§ Exercise data:
========================================
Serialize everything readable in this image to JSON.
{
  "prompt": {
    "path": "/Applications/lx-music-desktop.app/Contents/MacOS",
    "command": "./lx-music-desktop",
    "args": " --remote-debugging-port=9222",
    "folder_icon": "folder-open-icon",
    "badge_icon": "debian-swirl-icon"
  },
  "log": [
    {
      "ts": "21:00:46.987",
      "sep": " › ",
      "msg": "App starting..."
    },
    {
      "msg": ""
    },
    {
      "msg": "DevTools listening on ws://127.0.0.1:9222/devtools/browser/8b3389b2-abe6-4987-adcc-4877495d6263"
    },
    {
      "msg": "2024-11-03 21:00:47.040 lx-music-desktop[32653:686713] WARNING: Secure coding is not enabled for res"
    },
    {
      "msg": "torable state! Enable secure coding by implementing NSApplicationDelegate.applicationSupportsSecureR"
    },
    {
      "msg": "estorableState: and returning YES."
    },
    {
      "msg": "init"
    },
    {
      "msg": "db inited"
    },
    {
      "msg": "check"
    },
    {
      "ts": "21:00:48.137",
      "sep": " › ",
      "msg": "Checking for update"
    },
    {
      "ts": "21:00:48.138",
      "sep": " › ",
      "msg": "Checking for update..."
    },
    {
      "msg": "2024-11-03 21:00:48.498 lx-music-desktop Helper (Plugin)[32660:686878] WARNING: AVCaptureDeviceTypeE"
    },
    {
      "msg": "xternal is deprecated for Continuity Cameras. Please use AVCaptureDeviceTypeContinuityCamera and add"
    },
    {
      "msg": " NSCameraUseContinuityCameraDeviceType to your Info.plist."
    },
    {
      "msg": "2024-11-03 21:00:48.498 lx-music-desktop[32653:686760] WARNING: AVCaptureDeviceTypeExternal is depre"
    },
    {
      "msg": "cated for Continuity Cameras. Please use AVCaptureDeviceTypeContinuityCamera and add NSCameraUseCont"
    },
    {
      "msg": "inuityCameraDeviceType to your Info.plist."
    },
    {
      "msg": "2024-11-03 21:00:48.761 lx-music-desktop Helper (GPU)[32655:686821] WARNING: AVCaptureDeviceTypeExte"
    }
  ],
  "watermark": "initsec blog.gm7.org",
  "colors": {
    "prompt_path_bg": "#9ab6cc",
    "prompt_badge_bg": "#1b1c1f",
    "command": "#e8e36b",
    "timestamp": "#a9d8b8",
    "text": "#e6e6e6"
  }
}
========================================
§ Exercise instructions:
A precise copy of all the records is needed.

§ Output of the task:
Serialize everything readable in this image to JSON.
{
  "prompt": {
    "path": "/Applications/lx-music-desktop.app/Contents/MacOS",
    "command": "./lx-music-desktop",
    "args": " --remote-debugging-port=9222",
    "folder_icon": "folder-open-icon",
    "badge_icon": "debian-swirl-icon"
  },
  "log": [
    {
      "ts": "21:00:46.987",
      "sep": " › ",
      "msg": "App starting..."
    },
    {
      "msg": ""
    },
    {
      "msg": "DevTools listening on ws://127.0.0.1:9222/devtools/browser/8b3389b2-abe6-4987-adcc-4877495d6263"
    },
    {
      "msg": "2024-11-03 21:00:47.040 lx-music-desktop[32653:686713] WARNING: Secure coding is not enabled for res"
    },
    {
      "msg": "torable state! Enable secure coding by implementing NSApplicationDelegate.applicationSupportsSecureR"
    },
    {
      "msg": "estorableState: and returning YES."
    },
    {
      "msg": "init"
    },
    {
      "msg": "db inited"
    },
    {
      "msg": "check"
    },
    {
      "ts": "21:00:48.137",
      "sep": " › ",
      "msg": "Checking for update"
    },
    {
      "ts": "21:00:48.138",
      "sep": " › ",
      "msg": "Checking for update..."
    },
    {
      "msg": "2024-11-03 21:00:48.498 lx-music-desktop Helper (Plugin)[32660:686878] WARNING: AVCaptureDeviceTypeE"
    },
    {
      "msg": "xternal is deprecated for Continuity Cameras. Please use AVCaptureDeviceTypeContinuityCamera and add"
    },
    {
      "msg": " NSCameraUseContinuityCameraDeviceType to your Info.plist."
    },
    {
      "msg": "2024-11-03 21:00:48.498 lx-music-desktop[32653:686760] WARNING: AVCaptureDeviceTypeExternal is depre"
    },
    {
      "msg": "cated for Continuity Cameras. Please use AVCaptureDeviceTypeContinuityCamera and add NSCameraUseCont"
    },
    {
      "msg": "inuityCameraDeviceType to your Info.plist."
    },
    {
      "msg": "2024-11-03 21:00:48.761 lx-music-desktop Helper (GPU)[32655:686821] WARNING: AVCaptureDeviceTypeExte"
    }
  ],
  "watermark": "initsec blog.gm7.org",
  "colors": {
    "prompt_path_bg": "#9ab6cc",
    "prompt_badge_bg": "#1b1c1f",
    "command": "#e8e36b",
    "timestamp": "#a9d8b8",
    "text": "#e6e6e6"
  }
}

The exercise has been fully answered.